Choose Destination
See comment in PubMed Commons below
Ann Dermatol. 2013 Feb;25(1):1-4. doi: 10.5021/ad.2013.25.1.1. Epub 2013 Feb 14.

Skin findings in newborns and their relationship with maternal factors: observational research.

Author information

  • 1Department of Dermatology, Ankara Etlik Ihtisas Education and Research Hospital, Ankara, Turkey.



Cutaneous lesions are commonly seen in the newborn period and exhibit inconsistency from the skin lesions of an adult.


The present study was carried out with an aim to determine the frequency of physiologic and pathologic cutaneous findings in newborns.


Typically, 1234 newborns were included in this study. A questionnaire about maternal gestational history, maternal and family history was issued to the parents of each newborn. The presence of cutaneous lesions was recorded.


Overall, 642 (52%) of the newborns were male and 592 (48%) were female. Typically, 831 newborns (67.3%) had at least one cutaneous lesion. The prevalence of genital hyperpigmentation and milia was significantly higher in males. In premature newborns, the pervasiveness of cutis marmorata and genital hyperpigmentation was found to be significantly higher. Caput succedaneum, transient neonatal pustular melanosis and cyanosis appeared predominantly in vaginally born infants. Erythema toxicum neonatorum was seen in infants, who were born by cesarean section. The predominance of Mongolian spots and erythema toxicum neonatorum were significantly higher in the newborns of the multiparous mothers; however, caput succedaneum was significantly higher in newborns of the primiparous mothers.


A number of studies about neonatal dermatoses have been carried out involving different methods in various countries. We consider that our study may be useful in literature, as it has been carried out involving large number of maternal parameters.


Maternal relation; Newborn; Skin

PubMed Commons home

PubMed Commons

How to join PubMed Commons

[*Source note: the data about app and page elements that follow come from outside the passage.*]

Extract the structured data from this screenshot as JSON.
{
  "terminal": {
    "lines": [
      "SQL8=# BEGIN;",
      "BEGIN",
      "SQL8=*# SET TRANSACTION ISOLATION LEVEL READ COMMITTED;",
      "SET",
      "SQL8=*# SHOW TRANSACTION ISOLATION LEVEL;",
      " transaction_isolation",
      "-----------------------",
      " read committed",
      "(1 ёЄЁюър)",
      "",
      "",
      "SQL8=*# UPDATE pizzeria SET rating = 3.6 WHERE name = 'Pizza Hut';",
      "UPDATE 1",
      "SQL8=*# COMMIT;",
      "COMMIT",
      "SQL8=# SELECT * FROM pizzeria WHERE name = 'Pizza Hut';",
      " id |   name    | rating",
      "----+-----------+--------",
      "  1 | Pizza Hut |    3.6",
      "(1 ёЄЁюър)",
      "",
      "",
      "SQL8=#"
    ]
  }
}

    Supplemental Content

    Full text links

    Icon for Korean Dermatological Association Icon for PubMed Central
    Loading ...
    Write to the Help Desk